The impact of cocaine on pregnancy and neonatal outcome has been well documented over the past few years, but little information regarding long-term outcome of the passively exposed infants has been available. In the present study, the 2-year growth and developmental outcome for three groups of infants is presented: group 1 infants exposed to cocaine and usually marijuana and/or alcohol (n = 106), group 2 infants exposed to marijuana and/or alcohol but no cocaine (n = 45), and group 3 infants exposed to no drugs during pregnancy. All three groups were similar in racial and demographic characteristics and received prenatal care through a comprehensive drug treatment and follow-up program for addicted pregnant women and their infants. The group 1 infants demonstrated significant decreases in birth weight, length, and head circumference, but by a year of age had caught up in mean length and weight compared with control infants. The group 2 infants exhibited only decreased head circumference at birth. Head size in the two drug-exposed groups remained significantly smaller than in control infants through 2 years of age. On the Bayley Scales of Infant Development, mean developmental scores of the two groups of drug-exposed infants did not vary significantly from the control group, although an increased proportion of group 1 and 2 infants scored greater than two standard deviations below the standardized mean score on both the Mental Developmental Index and the Psychomotor Developmental Index compared with the control infants. Cocaine exposure was found to be the single best predictor of head circumference. Across all infants in the study, a significant correlation between small head size and developmental scores was found. The present study demonstrates that intrauterine drug exposure may place infants at risk for developmental outcome and that head growth after birth may be an important biological marker in predicting long-term development in children exposed in utero to cocaine and other drugs.
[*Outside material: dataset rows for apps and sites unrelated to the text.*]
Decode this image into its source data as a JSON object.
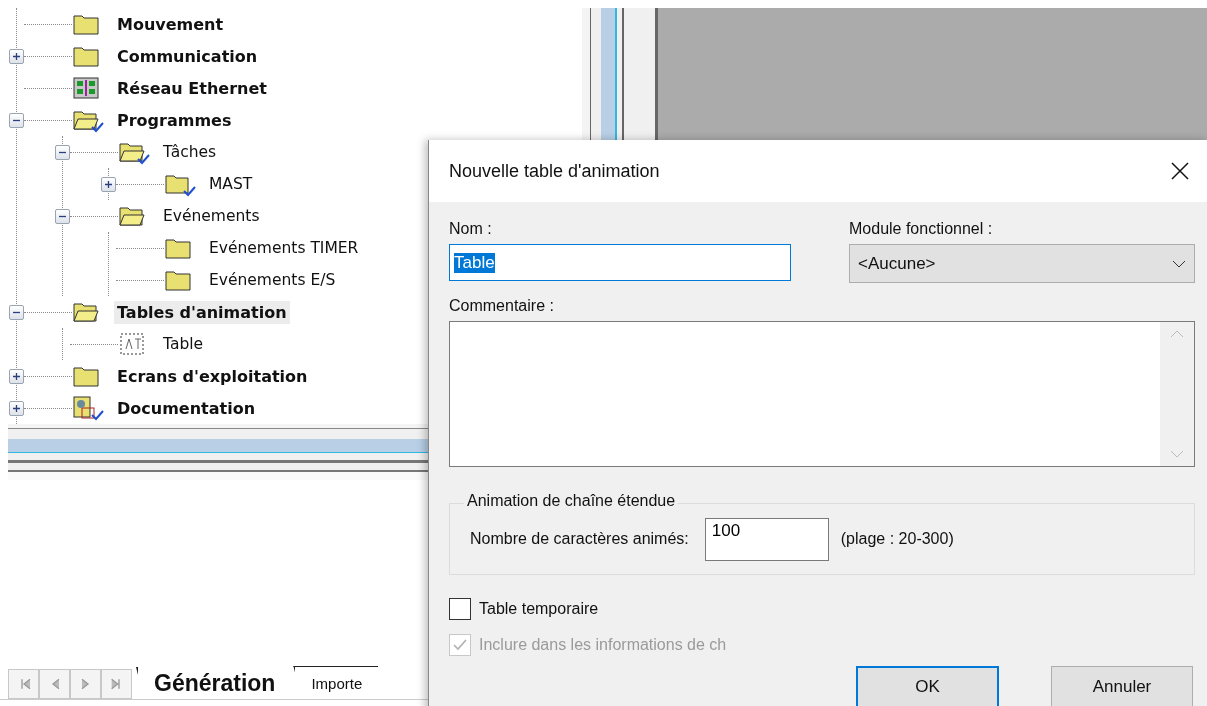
{
  "tree": [
    {
      "label": "Mouvement",
      "bold": true,
      "kind": "folder",
      "selected": false
    },
    {
      "label": "Communication",
      "bold": true,
      "kind": "folder",
      "selected": false,
      "expanded": false
    },
    {
      "label": "Réseau Ethernet",
      "bold": true,
      "kind": "network",
      "selected": false
    },
    {
      "label": "Programmes",
      "bold": true,
      "kind": "program",
      "selected": false,
      "expanded": true,
      "children": [
        {
          "label": "Tâches",
          "bold": false,
          "kind": "program",
          "selected": false,
          "expanded": true,
          "children": [
            {
              "label": "MAST",
              "bold": false,
              "kind": "task",
              "selected": false,
              "expanded": false
            }
          ]
        },
        {
          "label": "Evénements",
          "bold": false,
          "kind": "group",
          "selected": false,
          "expanded": true,
          "children": [
            {
              "label": "Evénements TIMER",
              "bold": false,
              "kind": "folder",
              "selected": false
            },
            {
              "label": "Evénements E/S",
              "bold": false,
              "kind": "folder",
              "selected": false
            }
          ]
        }
      ]
    },
    {
      "label": "Tables d'animation",
      "bold": true,
      "kind": "group",
      "selected": true,
      "expanded": true,
      "children": [
        {
          "label": "Table",
          "bold": false,
          "kind": "table",
          "selected": false
        }
      ]
    },
    {
      "label": "Ecrans d'exploitation",
      "bold": true,
      "kind": "folder",
      "selected": false,
      "expanded": false
    },
    {
      "label": "Documentation",
      "bold": true,
      "kind": "documentation",
      "selected": false,
      "expanded": false
    }
  ],
  "tabs": [
    {
      "label": "Génération",
      "selected": true
    },
    {
      "label": "Importe",
      "selected": false
    }
  ],
  "dialog": {
    "title": "Nouvelle table d'animation",
    "name": {
      "label": "Nom :",
      "value": "Table",
      "text_selected": true
    },
    "module": {
      "label": "Module fonctionnel :",
      "value": "<Aucune>"
    },
    "comment": {
      "label": "Commentaire :"
    },
    "group": {
      "title": "Animation de chaîne étendue",
      "label": "Nombre de caractères animés:",
      "value": "100",
      "hint": "(plage : 20-300)"
    },
    "checkboxes": [
      {
        "label": "Table temporaire",
        "checked": false,
        "disabled": false
      },
      {
        "label": "Inclure dans les informations de ch",
        "checked": true,
        "disabled": true
      }
    ],
    "buttons": [
      {
        "label": "OK",
        "default": true
      },
      {
        "label": "Annuler",
        "default": false
      }
    ]
  }
}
- Received May 22, 1991.
- Accepted June 26, 1991.
- Copyright © 1992 by the American Academy of Pediatrics